The two materials popularly used to cover flat cage bases are fleece fabric and newspaper. Fleece has gained a lot of popularity recently because it is washable and reusable, and many owners like the appearance. Personally, I am not a fan. The neat appearance isn’t, for me, what mice and rats are about – I like them to have the flexibility to change their environment, which includes digging and ripping up their floor covering. Fleece also has very poor absorbency, so it smells quickly and unless it is used with something absorbent underneath (puppy pads, vetbed, or a good layer of litter), and changed very frequently, it can lead to ammonia burns or skin problems in rodents.
Newspaper also has absorbency issues, but it does have the advantage that mice and rats can rip it up into bits and do what they want with it. I use newspaper to line the flat parts of my cage where the rats are active, but not sleeping or weeing. In areas where they will be weeing, digging or sitting around, I put boxes and baskets with litter or loose substrate.
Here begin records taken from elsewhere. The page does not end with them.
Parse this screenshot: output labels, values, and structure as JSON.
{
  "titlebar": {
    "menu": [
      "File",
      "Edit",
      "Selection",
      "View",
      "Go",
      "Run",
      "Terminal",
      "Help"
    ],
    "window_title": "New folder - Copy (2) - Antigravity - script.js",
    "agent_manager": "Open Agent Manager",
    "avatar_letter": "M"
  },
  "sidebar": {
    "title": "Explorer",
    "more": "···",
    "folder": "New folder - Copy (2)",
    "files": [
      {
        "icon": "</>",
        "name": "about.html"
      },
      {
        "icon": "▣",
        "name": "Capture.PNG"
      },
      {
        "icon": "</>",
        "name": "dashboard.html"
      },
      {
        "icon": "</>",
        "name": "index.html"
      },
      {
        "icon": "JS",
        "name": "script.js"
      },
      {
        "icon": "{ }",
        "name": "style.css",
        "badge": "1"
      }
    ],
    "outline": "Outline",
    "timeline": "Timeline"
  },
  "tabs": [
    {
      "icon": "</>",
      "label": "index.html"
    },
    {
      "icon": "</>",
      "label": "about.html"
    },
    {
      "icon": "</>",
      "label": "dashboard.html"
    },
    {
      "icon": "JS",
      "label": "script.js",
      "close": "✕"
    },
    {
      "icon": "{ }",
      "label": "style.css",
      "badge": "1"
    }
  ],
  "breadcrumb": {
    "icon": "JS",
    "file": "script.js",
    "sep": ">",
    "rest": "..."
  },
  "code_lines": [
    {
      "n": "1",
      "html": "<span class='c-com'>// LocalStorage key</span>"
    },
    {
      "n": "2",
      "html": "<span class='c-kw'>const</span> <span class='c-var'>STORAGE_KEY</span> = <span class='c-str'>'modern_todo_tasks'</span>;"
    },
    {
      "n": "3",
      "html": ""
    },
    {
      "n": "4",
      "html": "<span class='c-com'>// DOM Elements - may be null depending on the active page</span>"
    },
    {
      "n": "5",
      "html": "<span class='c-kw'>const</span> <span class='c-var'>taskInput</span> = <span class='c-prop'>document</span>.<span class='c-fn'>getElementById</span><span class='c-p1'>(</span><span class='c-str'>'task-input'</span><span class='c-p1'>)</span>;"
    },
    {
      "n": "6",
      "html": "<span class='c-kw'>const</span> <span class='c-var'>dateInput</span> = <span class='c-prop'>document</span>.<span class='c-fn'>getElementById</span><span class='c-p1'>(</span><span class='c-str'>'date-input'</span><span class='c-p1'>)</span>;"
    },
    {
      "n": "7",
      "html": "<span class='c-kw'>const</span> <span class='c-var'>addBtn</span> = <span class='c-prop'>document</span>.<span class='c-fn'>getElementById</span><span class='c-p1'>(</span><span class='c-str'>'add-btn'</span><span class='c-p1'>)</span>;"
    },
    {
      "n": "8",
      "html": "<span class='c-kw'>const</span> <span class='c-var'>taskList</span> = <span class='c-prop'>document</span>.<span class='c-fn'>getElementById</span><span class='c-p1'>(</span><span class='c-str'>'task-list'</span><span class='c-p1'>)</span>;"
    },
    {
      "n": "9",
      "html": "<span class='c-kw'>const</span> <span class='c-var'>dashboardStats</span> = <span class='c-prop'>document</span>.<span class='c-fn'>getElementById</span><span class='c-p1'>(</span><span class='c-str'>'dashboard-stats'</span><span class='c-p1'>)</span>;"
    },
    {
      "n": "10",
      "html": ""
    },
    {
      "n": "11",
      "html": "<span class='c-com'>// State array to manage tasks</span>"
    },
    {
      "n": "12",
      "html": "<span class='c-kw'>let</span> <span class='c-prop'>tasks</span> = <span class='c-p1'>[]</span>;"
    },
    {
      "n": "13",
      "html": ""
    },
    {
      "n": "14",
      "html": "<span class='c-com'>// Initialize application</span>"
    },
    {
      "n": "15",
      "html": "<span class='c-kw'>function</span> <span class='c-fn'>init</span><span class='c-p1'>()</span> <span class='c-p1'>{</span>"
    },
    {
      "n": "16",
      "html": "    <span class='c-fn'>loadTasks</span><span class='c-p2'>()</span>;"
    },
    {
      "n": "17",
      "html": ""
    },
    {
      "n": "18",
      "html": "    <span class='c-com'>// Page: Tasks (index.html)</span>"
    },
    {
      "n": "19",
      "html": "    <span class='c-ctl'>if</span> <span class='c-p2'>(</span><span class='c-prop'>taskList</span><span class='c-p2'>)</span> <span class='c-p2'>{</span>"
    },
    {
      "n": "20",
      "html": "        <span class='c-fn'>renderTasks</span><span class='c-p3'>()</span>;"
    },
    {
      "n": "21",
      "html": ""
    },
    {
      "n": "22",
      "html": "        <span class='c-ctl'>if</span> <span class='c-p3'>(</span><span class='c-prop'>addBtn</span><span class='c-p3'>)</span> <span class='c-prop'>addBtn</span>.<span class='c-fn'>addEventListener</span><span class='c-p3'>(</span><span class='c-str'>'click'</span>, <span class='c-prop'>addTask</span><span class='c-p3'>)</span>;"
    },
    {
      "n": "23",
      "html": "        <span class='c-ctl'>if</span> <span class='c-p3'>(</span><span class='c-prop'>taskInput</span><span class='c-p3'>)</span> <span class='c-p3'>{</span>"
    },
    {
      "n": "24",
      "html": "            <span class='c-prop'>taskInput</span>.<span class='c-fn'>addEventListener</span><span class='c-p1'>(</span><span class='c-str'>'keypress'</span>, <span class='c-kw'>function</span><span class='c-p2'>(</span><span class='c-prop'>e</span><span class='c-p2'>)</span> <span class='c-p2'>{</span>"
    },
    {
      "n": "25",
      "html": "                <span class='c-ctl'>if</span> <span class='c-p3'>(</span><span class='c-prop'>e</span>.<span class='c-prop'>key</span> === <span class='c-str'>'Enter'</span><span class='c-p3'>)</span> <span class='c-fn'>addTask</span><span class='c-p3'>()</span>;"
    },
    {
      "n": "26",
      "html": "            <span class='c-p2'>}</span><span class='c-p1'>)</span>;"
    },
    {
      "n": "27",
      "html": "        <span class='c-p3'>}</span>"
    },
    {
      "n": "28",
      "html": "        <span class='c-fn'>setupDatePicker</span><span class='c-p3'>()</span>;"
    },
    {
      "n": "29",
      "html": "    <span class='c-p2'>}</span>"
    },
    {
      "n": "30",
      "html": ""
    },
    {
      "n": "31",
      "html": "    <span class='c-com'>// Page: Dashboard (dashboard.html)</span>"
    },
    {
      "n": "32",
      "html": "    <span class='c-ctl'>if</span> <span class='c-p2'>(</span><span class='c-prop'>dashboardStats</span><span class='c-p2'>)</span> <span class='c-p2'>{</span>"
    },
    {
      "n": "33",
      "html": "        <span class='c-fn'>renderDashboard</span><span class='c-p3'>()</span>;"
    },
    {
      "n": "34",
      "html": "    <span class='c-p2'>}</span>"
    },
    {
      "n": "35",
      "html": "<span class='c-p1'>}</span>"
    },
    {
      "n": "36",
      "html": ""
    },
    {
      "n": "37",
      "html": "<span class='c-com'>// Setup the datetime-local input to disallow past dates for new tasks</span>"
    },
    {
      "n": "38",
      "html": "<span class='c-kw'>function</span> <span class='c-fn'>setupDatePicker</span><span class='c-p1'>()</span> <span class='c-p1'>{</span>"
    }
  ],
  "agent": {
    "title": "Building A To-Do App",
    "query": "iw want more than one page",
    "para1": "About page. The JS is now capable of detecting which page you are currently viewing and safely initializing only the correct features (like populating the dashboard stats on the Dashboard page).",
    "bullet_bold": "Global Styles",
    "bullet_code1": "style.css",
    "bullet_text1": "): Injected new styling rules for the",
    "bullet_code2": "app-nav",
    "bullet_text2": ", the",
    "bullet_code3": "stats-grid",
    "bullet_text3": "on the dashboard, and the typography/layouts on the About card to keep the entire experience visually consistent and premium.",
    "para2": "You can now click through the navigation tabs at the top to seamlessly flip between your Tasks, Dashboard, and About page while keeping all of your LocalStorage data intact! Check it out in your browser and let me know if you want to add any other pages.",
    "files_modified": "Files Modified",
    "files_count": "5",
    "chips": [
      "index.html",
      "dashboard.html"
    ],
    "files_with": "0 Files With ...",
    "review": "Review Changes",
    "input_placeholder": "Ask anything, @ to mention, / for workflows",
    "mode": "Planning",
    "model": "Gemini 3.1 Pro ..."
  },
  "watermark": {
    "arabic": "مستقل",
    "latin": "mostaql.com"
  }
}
So, what’s the best bedding for mice?
The best bedding for your mice will depend on the brands that are available where you live, but the principles for choosing it are universal:
- All mice need access to ample loose substrate for digging, and this should cover the cage base in a thick layer.
- Any substrate needs to be absorbent (and not just free-draining), with litter added in areas used for toileting.
- Beddings should be low in dust, free of artificial scent, and if wood-shavings are being used, they should be heat treated to remove phenols.
Often the best results can be found by mixing bedding types, to maximize the absorbency, digging options and engagement for the rodents.